Every book store I frequent has certain characteristics that keep me coming back. For one of them it's simple geographic location. For another one, it's the quantity of books on the shelves. For the two independent stores I frequent, it's the warmth of the people running the store and an aura of true love for the written word.
The Keepers of Sulbreth. Joyce Rupert, host extraordinaire, had my signing posted on their events calenders, printed and online, had posters at both entrances to the store and had ordered a LARGE number of my books for me to sign. As you can see from the picture, they had a large table set up for me with a beautiful Borders cloth covering it, a comfortable chair and those clever little plastic gadgets to display my books.
Not only was Joyce helpful and friendly, but every worker in the store made me feel welcome and many stopped to speak with me. Now let me tell you about location.
Many authors had horror stories of a signing table set in the back of the store, by the bathroom, or some other quirky spot in a store where no one will ever see them. I wasn't in the back of the store because this store had NO back. It is set in a mall where the one entrance is to the parking lot and the other is into the enclosed mall concourse. The store has an aisle set up from one entrance to the other, lined with displays. And yesterday my books and I shared that prime selling place with those racks and tables of best-sellers. Nearly every person entering the store passed by my table, many of whom were only using Borders as a convenient way to enter the mall. It was wonderful.
On one side of my table was a display of the newest hardback releases and across the aisle from me was the large table of newest mass market releases. Many of my sales came from people searching that table for a read. On my other side was the information desk, constantly manned and constantly busy.
The store had a constant flow of customers and I had few moments of standing by myself. Some people stopped to talk about writing, about our favorite fantasy books, about their college plans, about their lives and the world of books. One aspiring writer is a temporary resident of the area as he does his time as the local army recruiter. I wish Sergeant Aleman the best of luck and hope he stays save in his next tour.
I consider yesterday's signing as my most successful event. Not because I sold the most books ever but because I sold them all to strangers. Not one family member, friend or fellow writing group member were among my customers. I love those people for their support but I'll never know for sure they purchased my book purely for its entertainment value. Yesterday every person who bought my book wanted it for its own merits. It was a wonderful feeling.

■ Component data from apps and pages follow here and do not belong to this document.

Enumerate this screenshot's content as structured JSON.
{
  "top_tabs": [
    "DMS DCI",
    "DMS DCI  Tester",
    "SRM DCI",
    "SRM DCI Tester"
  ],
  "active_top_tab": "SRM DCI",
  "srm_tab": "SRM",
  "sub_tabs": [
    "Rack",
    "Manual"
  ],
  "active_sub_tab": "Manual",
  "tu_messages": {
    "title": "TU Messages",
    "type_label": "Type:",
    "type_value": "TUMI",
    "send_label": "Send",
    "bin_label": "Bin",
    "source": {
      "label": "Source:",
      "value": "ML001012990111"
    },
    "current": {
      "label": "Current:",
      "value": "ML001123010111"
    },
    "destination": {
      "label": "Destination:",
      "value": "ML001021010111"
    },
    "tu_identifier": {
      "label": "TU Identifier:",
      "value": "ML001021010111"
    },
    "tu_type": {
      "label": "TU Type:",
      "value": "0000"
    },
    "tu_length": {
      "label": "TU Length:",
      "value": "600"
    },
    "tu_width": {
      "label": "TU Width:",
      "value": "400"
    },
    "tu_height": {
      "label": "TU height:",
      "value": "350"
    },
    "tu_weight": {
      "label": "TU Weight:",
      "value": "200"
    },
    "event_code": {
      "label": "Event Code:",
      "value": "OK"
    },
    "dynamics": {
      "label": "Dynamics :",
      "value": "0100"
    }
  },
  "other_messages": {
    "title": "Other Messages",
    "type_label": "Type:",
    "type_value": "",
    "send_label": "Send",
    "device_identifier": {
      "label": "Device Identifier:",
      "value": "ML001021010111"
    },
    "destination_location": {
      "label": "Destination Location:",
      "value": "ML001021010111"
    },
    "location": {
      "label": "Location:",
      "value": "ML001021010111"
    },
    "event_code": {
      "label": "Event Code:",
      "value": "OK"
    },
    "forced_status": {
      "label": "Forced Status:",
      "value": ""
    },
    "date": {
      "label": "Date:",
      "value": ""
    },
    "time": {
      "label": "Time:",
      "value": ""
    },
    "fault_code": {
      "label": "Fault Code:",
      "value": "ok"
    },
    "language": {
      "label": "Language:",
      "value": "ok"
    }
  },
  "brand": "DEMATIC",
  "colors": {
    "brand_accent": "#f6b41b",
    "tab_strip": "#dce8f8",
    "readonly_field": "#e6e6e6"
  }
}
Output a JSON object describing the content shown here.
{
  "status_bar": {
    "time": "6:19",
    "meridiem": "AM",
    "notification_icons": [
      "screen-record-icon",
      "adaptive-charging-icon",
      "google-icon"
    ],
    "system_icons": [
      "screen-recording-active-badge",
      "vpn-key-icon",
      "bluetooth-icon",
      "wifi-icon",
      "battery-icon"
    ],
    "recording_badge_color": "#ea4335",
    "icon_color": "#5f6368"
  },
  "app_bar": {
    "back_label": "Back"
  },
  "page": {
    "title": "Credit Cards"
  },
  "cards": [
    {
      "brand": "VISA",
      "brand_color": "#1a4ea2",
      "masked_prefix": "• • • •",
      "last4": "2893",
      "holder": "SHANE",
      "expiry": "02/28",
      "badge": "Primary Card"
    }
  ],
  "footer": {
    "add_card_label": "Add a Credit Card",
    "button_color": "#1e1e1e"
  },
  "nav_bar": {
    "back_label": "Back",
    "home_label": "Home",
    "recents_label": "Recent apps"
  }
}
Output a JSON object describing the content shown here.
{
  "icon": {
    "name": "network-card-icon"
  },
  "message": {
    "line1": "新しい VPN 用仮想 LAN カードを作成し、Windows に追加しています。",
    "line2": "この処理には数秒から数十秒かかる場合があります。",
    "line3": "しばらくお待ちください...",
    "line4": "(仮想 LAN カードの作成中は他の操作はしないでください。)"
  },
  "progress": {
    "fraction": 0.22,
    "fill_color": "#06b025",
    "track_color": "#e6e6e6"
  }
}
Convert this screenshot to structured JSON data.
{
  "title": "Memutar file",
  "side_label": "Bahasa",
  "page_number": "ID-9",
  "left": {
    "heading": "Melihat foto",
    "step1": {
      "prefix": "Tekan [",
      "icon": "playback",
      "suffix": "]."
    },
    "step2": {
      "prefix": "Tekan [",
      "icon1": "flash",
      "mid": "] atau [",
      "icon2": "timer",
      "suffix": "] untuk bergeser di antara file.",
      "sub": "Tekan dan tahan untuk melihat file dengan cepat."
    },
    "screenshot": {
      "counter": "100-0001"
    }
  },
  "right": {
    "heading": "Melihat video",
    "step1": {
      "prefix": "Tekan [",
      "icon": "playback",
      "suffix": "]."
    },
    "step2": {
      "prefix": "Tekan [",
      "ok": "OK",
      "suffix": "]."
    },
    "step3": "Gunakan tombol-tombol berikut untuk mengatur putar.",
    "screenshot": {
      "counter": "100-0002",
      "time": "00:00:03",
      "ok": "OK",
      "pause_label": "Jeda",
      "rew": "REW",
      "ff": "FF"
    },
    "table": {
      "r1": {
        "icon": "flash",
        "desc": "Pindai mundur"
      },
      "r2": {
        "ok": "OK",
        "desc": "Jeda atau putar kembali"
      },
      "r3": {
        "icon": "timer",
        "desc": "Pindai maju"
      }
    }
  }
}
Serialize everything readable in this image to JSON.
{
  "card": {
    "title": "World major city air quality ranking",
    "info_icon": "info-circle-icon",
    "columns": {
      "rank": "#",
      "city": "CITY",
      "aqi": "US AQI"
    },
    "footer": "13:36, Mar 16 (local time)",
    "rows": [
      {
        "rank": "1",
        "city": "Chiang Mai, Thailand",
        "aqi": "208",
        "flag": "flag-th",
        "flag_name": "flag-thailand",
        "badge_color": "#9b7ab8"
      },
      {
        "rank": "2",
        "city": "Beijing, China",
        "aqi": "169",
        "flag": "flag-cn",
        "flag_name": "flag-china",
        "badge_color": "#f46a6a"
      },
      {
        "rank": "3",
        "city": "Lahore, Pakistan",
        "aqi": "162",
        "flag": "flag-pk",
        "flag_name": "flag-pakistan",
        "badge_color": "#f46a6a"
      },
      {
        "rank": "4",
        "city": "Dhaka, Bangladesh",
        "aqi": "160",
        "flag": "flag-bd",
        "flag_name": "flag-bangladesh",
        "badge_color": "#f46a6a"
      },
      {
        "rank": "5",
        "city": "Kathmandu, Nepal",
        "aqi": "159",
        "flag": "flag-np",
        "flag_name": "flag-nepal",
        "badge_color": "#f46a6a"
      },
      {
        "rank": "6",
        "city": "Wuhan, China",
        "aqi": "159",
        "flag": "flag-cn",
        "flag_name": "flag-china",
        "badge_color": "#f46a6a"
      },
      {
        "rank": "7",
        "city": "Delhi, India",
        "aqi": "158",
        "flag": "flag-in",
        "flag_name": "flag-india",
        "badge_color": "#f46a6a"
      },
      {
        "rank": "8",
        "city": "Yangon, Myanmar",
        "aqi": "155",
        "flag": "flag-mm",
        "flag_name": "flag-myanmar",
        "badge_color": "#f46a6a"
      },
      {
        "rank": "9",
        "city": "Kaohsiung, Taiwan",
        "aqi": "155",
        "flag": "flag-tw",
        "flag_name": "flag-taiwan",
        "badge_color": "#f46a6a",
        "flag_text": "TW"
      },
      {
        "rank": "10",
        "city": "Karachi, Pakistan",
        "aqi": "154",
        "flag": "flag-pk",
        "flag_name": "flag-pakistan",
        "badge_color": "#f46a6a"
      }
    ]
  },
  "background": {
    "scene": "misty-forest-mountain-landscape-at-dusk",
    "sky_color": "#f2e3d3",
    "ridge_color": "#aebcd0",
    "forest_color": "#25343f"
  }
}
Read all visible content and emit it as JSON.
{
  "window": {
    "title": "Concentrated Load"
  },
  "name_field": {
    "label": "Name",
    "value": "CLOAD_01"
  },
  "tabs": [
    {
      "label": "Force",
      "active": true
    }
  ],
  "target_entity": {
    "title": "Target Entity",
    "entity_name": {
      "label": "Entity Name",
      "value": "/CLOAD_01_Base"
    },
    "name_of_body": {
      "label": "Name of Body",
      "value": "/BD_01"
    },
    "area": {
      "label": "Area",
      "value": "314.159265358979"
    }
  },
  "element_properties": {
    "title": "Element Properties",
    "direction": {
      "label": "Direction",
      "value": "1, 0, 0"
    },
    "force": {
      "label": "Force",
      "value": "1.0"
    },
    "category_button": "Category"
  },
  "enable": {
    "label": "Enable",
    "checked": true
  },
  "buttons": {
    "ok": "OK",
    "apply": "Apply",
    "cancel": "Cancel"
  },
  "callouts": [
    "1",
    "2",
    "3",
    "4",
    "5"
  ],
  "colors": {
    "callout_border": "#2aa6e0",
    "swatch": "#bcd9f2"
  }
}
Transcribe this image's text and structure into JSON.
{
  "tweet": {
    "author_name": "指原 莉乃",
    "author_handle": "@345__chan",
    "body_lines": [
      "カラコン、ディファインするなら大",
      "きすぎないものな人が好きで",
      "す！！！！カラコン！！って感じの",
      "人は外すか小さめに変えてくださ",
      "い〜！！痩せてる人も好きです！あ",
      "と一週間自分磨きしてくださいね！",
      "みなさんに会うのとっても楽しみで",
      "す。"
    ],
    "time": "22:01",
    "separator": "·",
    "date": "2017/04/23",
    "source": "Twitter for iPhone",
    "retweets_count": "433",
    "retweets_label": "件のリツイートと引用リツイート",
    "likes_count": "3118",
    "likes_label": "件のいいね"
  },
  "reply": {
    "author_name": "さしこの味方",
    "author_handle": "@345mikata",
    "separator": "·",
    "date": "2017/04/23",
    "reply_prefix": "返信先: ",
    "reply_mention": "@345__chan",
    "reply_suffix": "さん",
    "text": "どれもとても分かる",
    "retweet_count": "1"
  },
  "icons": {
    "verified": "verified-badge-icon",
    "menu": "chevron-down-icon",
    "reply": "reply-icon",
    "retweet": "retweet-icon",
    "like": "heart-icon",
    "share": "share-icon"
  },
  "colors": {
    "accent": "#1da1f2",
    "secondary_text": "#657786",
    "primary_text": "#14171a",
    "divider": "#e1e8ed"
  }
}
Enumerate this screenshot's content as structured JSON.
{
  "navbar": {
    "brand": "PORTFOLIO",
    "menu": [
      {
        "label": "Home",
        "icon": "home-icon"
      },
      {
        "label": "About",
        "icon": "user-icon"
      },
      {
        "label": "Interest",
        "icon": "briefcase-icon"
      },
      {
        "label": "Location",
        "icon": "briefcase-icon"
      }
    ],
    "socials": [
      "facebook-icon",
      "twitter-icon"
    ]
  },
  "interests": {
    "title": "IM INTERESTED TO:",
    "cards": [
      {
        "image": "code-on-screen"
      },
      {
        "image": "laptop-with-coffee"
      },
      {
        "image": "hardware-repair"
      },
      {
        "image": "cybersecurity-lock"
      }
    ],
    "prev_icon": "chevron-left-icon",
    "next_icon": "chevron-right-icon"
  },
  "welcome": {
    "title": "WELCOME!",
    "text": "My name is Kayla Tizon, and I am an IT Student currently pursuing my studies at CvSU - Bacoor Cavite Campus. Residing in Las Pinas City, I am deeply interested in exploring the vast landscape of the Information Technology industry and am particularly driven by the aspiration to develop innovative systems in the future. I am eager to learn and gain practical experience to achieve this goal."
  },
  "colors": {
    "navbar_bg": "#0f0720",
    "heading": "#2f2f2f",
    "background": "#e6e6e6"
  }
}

I sold half the books Joyce had ordered for the event and she assured me I did better than anyone they'd recently had for an event. So even though I didn't sell out like I did at three previous events, I was thrilled with the day. She invited me back and I'll certainly plan on doing another event. My only regret is I don't live closer to this particular Borders. They have a large cafe and a very efficient staff.
To top off a great day and keep me alert on the two hour drive home, I visited the Auntie Anne's pretzel store and bought an original recipe pretzel. So many people walked through the store carrying one, my stomach was growling.
Do you have any tales of best and worst book signings?